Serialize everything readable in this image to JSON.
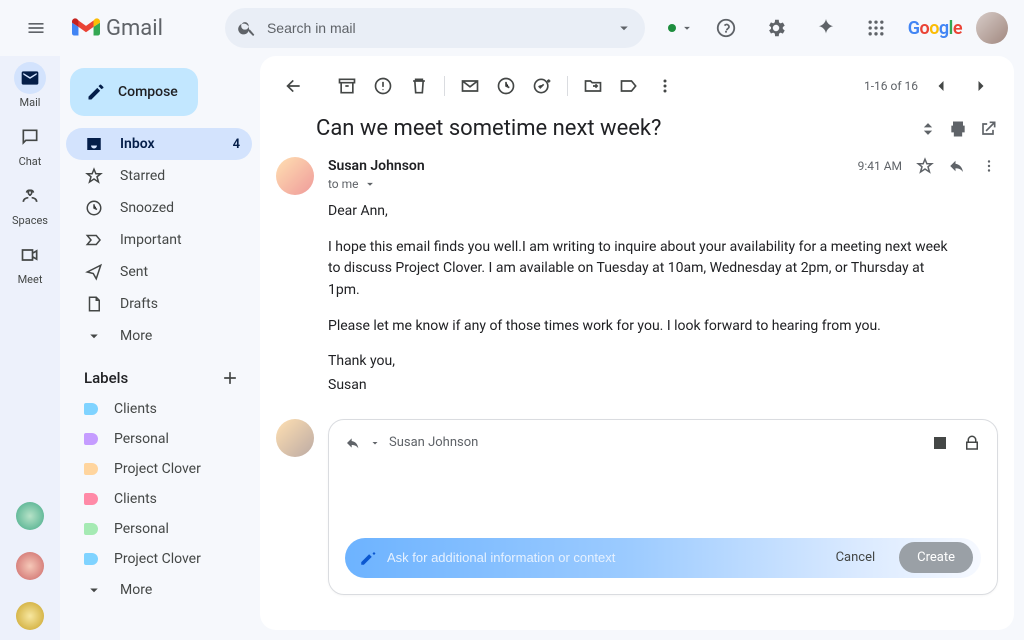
{
  "brand": {
    "name": "Gmail"
  },
  "search": {
    "placeholder": "Search in mail"
  },
  "rail": {
    "items": [
      {
        "label": "Mail"
      },
      {
        "label": "Chat"
      },
      {
        "label": "Spaces"
      },
      {
        "label": "Meet"
      }
    ]
  },
  "compose": {
    "label": "Compose"
  },
  "nav": {
    "items": [
      {
        "label": "Inbox",
        "count": "4"
      },
      {
        "label": "Starred"
      },
      {
        "label": "Snoozed"
      },
      {
        "label": "Important"
      },
      {
        "label": "Sent"
      },
      {
        "label": "Drafts"
      },
      {
        "label": "More"
      }
    ]
  },
  "labels": {
    "header": "Labels",
    "items": [
      {
        "label": "Clients",
        "color": "#7fd3ff"
      },
      {
        "label": "Personal",
        "color": "#c59cff"
      },
      {
        "label": "Project Clover",
        "color": "#ffd59e"
      },
      {
        "label": "Clients",
        "color": "#ff8aa7"
      },
      {
        "label": "Personal",
        "color": "#a5eab3"
      },
      {
        "label": "Project Clover",
        "color": "#7fd3ff"
      }
    ],
    "more": "More"
  },
  "toolbar": {
    "count": "1-16 of 16"
  },
  "message": {
    "subject": "Can we meet sometime next week?",
    "sender": "Susan Johnson",
    "to": "to me",
    "time": "9:41 AM",
    "body": {
      "greeting": "Dear Ann,",
      "p1": "I hope this email finds you well.I am writing to inquire about your availability for a meeting next week to discuss Project Clover. I am available on Tuesday at 10am, Wednesday at 2pm, or Thursday at 1pm.",
      "p2": "Please let me know if any of those times work for you. I look forward to hearing from you.",
      "thanks": "Thank you,",
      "sign": "Susan"
    }
  },
  "reply": {
    "to": "Susan Johnson"
  },
  "ai": {
    "placeholder": "Ask for additional information or context",
    "cancel": "Cancel",
    "create": "Create"
  },
  "google": "Google"
}
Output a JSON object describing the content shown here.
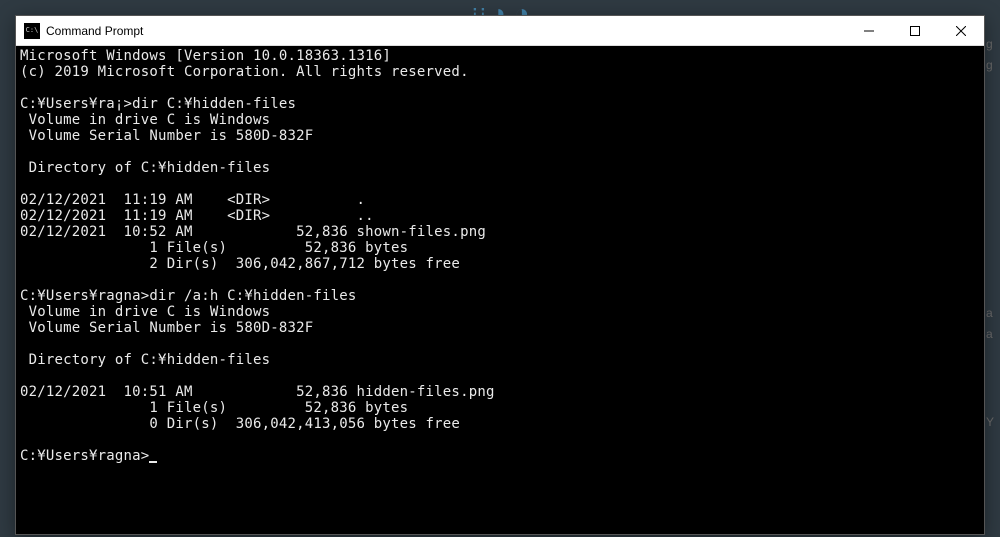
{
  "titlebar": {
    "icon_label": "C:\\",
    "title": "Command Prompt"
  },
  "terminal": {
    "lines": [
      "Microsoft Windows [Version 10.0.18363.1316]",
      "(c) 2019 Microsoft Corporation. All rights reserved.",
      "",
      "C:¥Users¥ra¡>dir C:¥hidden-files",
      " Volume in drive C is Windows",
      " Volume Serial Number is 580D-832F",
      "",
      " Directory of C:¥hidden-files",
      "",
      "02/12/2021  11:19 AM    <DIR>          .",
      "02/12/2021  11:19 AM    <DIR>          ..",
      "02/12/2021  10:52 AM            52,836 shown-files.png",
      "               1 File(s)         52,836 bytes",
      "               2 Dir(s)  306,042,867,712 bytes free",
      "",
      "C:¥Users¥ragna>dir /a:h C:¥hidden-files",
      " Volume in drive C is Windows",
      " Volume Serial Number is 580D-832F",
      "",
      " Directory of C:¥hidden-files",
      "",
      "02/12/2021  10:51 AM            52,836 hidden-files.png",
      "               1 File(s)         52,836 bytes",
      "               0 Dir(s)  306,042,413,056 bytes free",
      "",
      "C:¥Users¥ragna>"
    ]
  },
  "side_snippets": [
    "g",
    "g",
    "a",
    "a",
    "Y"
  ]
}
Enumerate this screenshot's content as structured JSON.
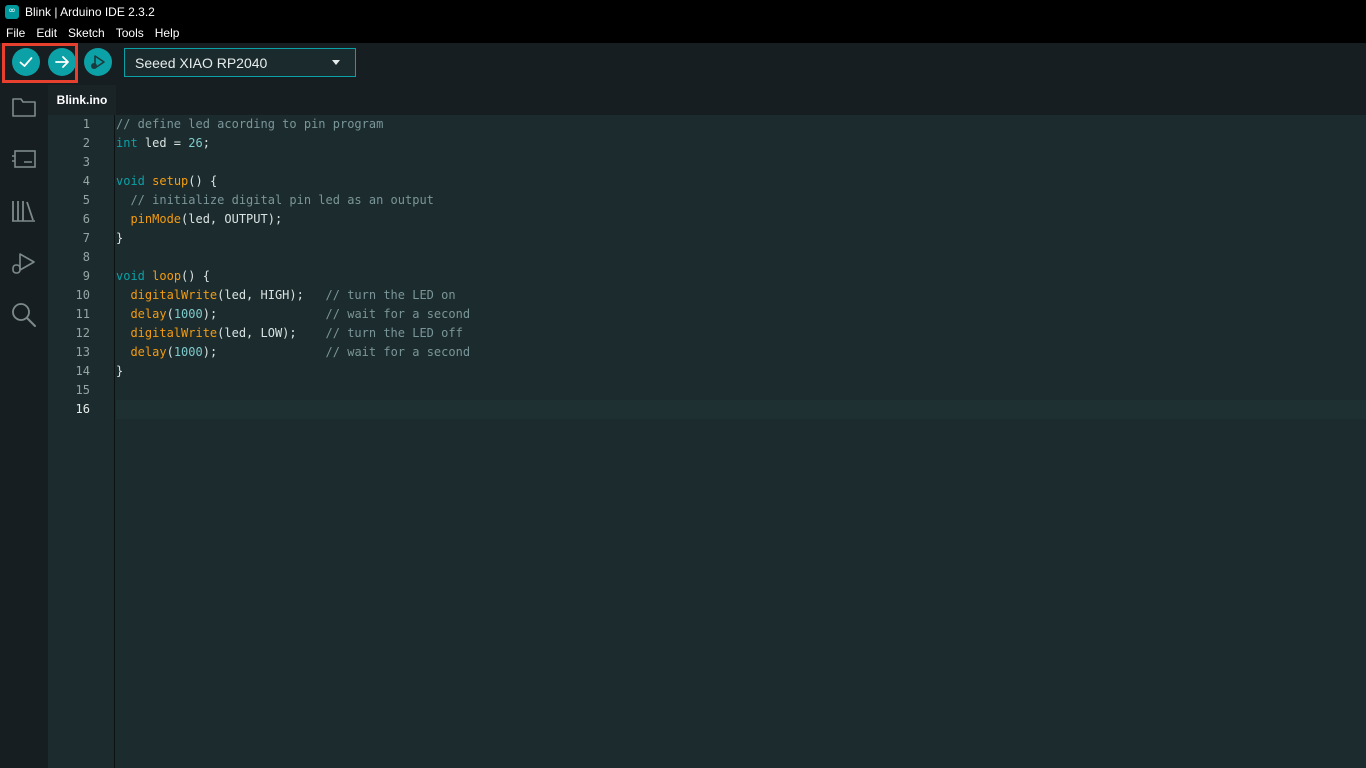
{
  "window": {
    "title": "Blink | Arduino IDE 2.3.2",
    "logo_glyph": "∞"
  },
  "menu": [
    "File",
    "Edit",
    "Sketch",
    "Tools",
    "Help"
  ],
  "toolbar": {
    "verify_icon": "check-icon",
    "upload_icon": "arrow-right-icon",
    "debug_icon": "debug-play-icon",
    "board": "Seeed XIAO RP2040"
  },
  "activity_bar": [
    "folder-icon",
    "board-manager-icon",
    "library-icon",
    "debug-icon",
    "search-icon"
  ],
  "tabs": [
    {
      "label": "Blink.ino"
    }
  ],
  "editor": {
    "active_line": 16,
    "line_numbers": [
      "1",
      "2",
      "3",
      "4",
      "5",
      "6",
      "7",
      "8",
      "9",
      "10",
      "11",
      "12",
      "13",
      "14",
      "15",
      "16"
    ],
    "lines": [
      [
        {
          "t": "// define led acording to pin program",
          "c": "cm"
        }
      ],
      [
        {
          "t": "int",
          "c": "kw"
        },
        {
          "t": " led = ",
          "c": ""
        },
        {
          "t": "26",
          "c": "num"
        },
        {
          "t": ";",
          "c": ""
        }
      ],
      [],
      [
        {
          "t": "void",
          "c": "kw"
        },
        {
          "t": " ",
          "c": ""
        },
        {
          "t": "setup",
          "c": "fn"
        },
        {
          "t": "() {",
          "c": ""
        }
      ],
      [
        {
          "t": "  ",
          "c": ""
        },
        {
          "t": "// initialize digital pin led as an output",
          "c": "cm"
        }
      ],
      [
        {
          "t": "  ",
          "c": ""
        },
        {
          "t": "pinMode",
          "c": "fn"
        },
        {
          "t": "(led, OUTPUT);",
          "c": ""
        }
      ],
      [
        {
          "t": "}",
          "c": ""
        }
      ],
      [],
      [
        {
          "t": "void",
          "c": "kw"
        },
        {
          "t": " ",
          "c": ""
        },
        {
          "t": "loop",
          "c": "fn"
        },
        {
          "t": "() {",
          "c": ""
        }
      ],
      [
        {
          "t": "  ",
          "c": ""
        },
        {
          "t": "digitalWrite",
          "c": "fn"
        },
        {
          "t": "(led, HIGH);   ",
          "c": ""
        },
        {
          "t": "// turn the LED on",
          "c": "cm"
        }
      ],
      [
        {
          "t": "  ",
          "c": ""
        },
        {
          "t": "delay",
          "c": "fn"
        },
        {
          "t": "(",
          "c": ""
        },
        {
          "t": "1000",
          "c": "num"
        },
        {
          "t": ");               ",
          "c": ""
        },
        {
          "t": "// wait for a second",
          "c": "cm"
        }
      ],
      [
        {
          "t": "  ",
          "c": ""
        },
        {
          "t": "digitalWrite",
          "c": "fn"
        },
        {
          "t": "(led, LOW);    ",
          "c": ""
        },
        {
          "t": "// turn the LED off",
          "c": "cm"
        }
      ],
      [
        {
          "t": "  ",
          "c": ""
        },
        {
          "t": "delay",
          "c": "fn"
        },
        {
          "t": "(",
          "c": ""
        },
        {
          "t": "1000",
          "c": "num"
        },
        {
          "t": ");               ",
          "c": ""
        },
        {
          "t": "// wait for a second",
          "c": "cm"
        }
      ],
      [
        {
          "t": "}",
          "c": ""
        }
      ],
      [],
      []
    ]
  },
  "colors": {
    "accent": "#0ca1a6",
    "highlight_box": "#e8402e",
    "editor_bg": "#1c2b2d",
    "keyword": "#0ca1a6",
    "function": "#f39c12",
    "comment": "#7a9698"
  }
}
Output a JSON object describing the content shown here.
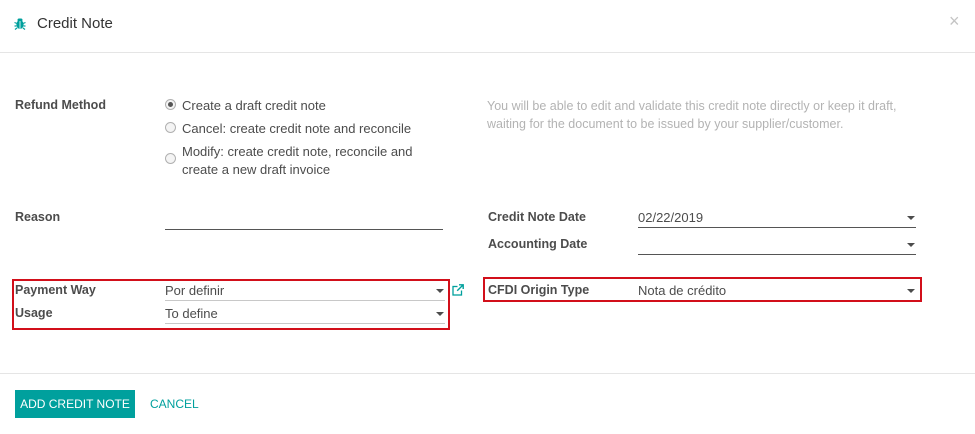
{
  "dialog": {
    "title": "Credit Note",
    "close_label": "×"
  },
  "refund_method": {
    "label": "Refund Method",
    "options": [
      {
        "line1": "Create a draft credit note",
        "line2": "",
        "selected": true
      },
      {
        "line1": "Cancel: create credit note and reconcile",
        "line2": "",
        "selected": false
      },
      {
        "line1": "Modify: create credit note, reconcile and",
        "line2": "create a new draft invoice",
        "selected": false
      }
    ],
    "help_text": "You will be able to edit and validate this credit note directly or keep it draft, waiting for the document to be issued by your supplier/customer."
  },
  "reason": {
    "label": "Reason",
    "value": ""
  },
  "credit_note_date": {
    "label": "Credit Note Date",
    "value": "02/22/2019"
  },
  "accounting_date": {
    "label": "Accounting Date",
    "value": ""
  },
  "payment_way": {
    "label": "Payment Way",
    "value": "Por definir"
  },
  "usage": {
    "label": "Usage",
    "value": "To define"
  },
  "cfdi_origin_type": {
    "label": "CFDI Origin Type",
    "value": "Nota de crédito"
  },
  "footer": {
    "add_button": "ADD CREDIT NOTE",
    "cancel_button": "CANCEL"
  },
  "colors": {
    "accent": "#00a09d",
    "highlight_border": "#d20f1a"
  },
  "icons": {
    "title_icon": "bug-icon",
    "external_link": "external-link-icon"
  }
}
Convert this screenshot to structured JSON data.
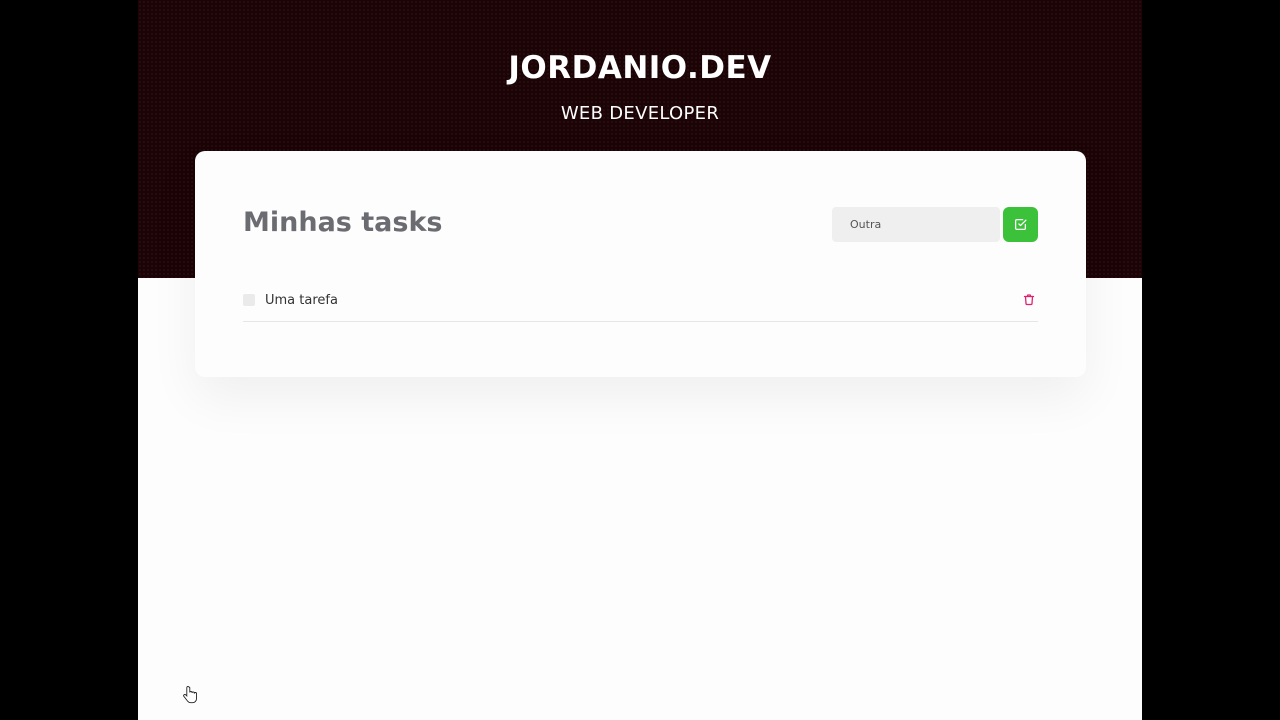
{
  "header": {
    "brand": "JORDANIO.DEV",
    "subtitle": "WEB DEVELOPER"
  },
  "card": {
    "title": "Minhas tasks",
    "input_value": "Outra",
    "add_icon": "check-square-icon"
  },
  "tasks": [
    {
      "text": "Uma tarefa",
      "done": false
    }
  ],
  "icons": {
    "delete": "trash-icon",
    "cursor": "hand-pointer-icon"
  },
  "colors": {
    "hero_bg": "#1b0306",
    "add_button": "#3cc23a",
    "delete_icon": "#e0216f",
    "title_text": "#6b6b72"
  }
}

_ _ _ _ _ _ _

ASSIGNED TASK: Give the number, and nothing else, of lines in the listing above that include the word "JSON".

SOLUTION FOR THIS EXERCISE: 5